Print out every record below, exactly as written.

_ _ _

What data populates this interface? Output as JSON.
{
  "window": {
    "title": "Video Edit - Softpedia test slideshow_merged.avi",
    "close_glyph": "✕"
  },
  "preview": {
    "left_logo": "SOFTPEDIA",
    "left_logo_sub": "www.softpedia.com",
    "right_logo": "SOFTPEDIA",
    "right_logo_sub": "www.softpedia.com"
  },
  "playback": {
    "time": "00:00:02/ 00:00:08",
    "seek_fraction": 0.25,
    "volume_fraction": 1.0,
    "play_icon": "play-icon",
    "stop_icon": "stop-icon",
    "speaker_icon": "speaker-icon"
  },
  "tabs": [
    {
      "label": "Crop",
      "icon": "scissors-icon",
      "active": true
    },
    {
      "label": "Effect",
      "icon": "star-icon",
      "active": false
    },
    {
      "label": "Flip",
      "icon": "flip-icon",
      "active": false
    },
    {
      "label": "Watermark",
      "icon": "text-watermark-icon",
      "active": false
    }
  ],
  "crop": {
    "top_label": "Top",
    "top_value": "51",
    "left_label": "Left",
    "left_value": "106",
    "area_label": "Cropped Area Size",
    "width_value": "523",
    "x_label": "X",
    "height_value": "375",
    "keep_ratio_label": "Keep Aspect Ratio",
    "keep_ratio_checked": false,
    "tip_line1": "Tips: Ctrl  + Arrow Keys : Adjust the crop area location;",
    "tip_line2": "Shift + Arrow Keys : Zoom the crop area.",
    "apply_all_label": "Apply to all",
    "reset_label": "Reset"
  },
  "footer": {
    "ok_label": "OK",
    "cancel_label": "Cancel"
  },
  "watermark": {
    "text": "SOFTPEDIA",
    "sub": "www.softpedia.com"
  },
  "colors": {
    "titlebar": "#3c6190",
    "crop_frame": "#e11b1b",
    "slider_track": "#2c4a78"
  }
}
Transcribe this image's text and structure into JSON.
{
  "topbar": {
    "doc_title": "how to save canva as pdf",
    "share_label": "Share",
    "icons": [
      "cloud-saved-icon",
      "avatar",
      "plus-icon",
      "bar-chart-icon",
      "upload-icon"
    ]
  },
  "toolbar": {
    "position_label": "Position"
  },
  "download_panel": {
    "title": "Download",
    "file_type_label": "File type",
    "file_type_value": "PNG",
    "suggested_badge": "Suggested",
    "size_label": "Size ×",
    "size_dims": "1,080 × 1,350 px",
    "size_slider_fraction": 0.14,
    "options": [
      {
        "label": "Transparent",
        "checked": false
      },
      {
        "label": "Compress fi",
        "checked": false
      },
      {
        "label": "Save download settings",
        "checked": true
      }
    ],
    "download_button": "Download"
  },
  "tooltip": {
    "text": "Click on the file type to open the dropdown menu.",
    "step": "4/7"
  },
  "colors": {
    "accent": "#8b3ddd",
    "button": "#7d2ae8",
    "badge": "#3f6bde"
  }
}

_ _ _

# OUTPUT OF THE EXERCISE
What data populates this interface? Output as JSON.
{
  "window": {
    "title": "Video Edit - Softpedia test slideshow_merged.avi",
    "close_glyph": "✕"
  },
  "preview": {
    "left_logo": "SOFTPEDIA",
    "left_logo_sub": "www.softpedia.com",
    "right_logo": "SOFTPEDIA",
    "right_logo_sub": "www.softpedia.com"
  },
  "playback": {
    "time": "00:00:02/ 00:00:08",
    "seek_fraction": 0.25,
    "volume_fraction": 1.0,
    "play_icon": "play-icon",
    "stop_icon": "stop-icon",
    "speaker_icon": "speaker-icon"
  },
  "tabs": [
    {
      "label": "Crop",
      "icon": "scissors-icon",
      "active": true
    },
    {
      "label": "Effect",
      "icon": "star-icon",
      "active": false
    },
    {
      "label": "Flip",
      "icon": "flip-icon",
      "active": false
    },
    {
      "label": "Watermark",
      "icon": "text-watermark-icon",
      "active": false
    }
  ],
  "crop": {
    "top_label": "Top",
    "top_value": "51",
    "left_label": "Left",
    "left_value": "106",
    "area_label": "Cropped Area Size",
    "width_value": "523",
    "x_label": "X",
    "height_value": "375",
    "keep_ratio_label": "Keep Aspect Ratio",
    "keep_ratio_checked": false,
    "tip_line1": "Tips: Ctrl  + Arrow Keys : Adjust the crop area location;",
    "tip_line2": "Shift + Arrow Keys : Zoom the crop area.",
    "apply_all_label": "Apply to all",
    "reset_label": "Reset"
  },
  "footer": {
    "ok_label": "OK",
    "cancel_label": "Cancel"
  },
  "watermark": {
    "text": "SOFTPEDIA",
    "sub": "www.softpedia.com"
  },
  "colors": {
    "titlebar": "#3c6190",
    "crop_frame": "#e11b1b",
    "slider_track": "#2c4a78"
  }
}
Transcribe this image's text and structure into JSON.
{
  "topbar": {
    "doc_title": "how to save canva as pdf",
    "share_label": "Share",
    "icons": [
      "cloud-saved-icon",
      "avatar",
      "plus-icon",
      "bar-chart-icon",
      "upload-icon"
    ]
  },
  "toolbar": {
    "position_label": "Position"
  },
  "download_panel": {
    "title": "Download",
    "file_type_label": "File type",
    "file_type_value": "PNG",
    "suggested_badge": "Suggested",
    "size_label": "Size ×",
    "size_dims": "1,080 × 1,350 px",
    "size_slider_fraction": 0.14,
    "options": [
      {
        "label": "Transparent",
        "checked": false
      },
      {
        "label": "Compress fi",
        "checked": false
      },
      {
        "label": "Save download settings",
        "checked": true
      }
    ],
    "download_button": "Download"
  },
  "tooltip": {
    "text": "Click on the file type to open the dropdown menu.",
    "step": "4/7"
  },
  "colors": {
    "accent": "#8b3ddd",
    "button": "#7d2ae8",
    "badge": "#3f6bde"
  }
}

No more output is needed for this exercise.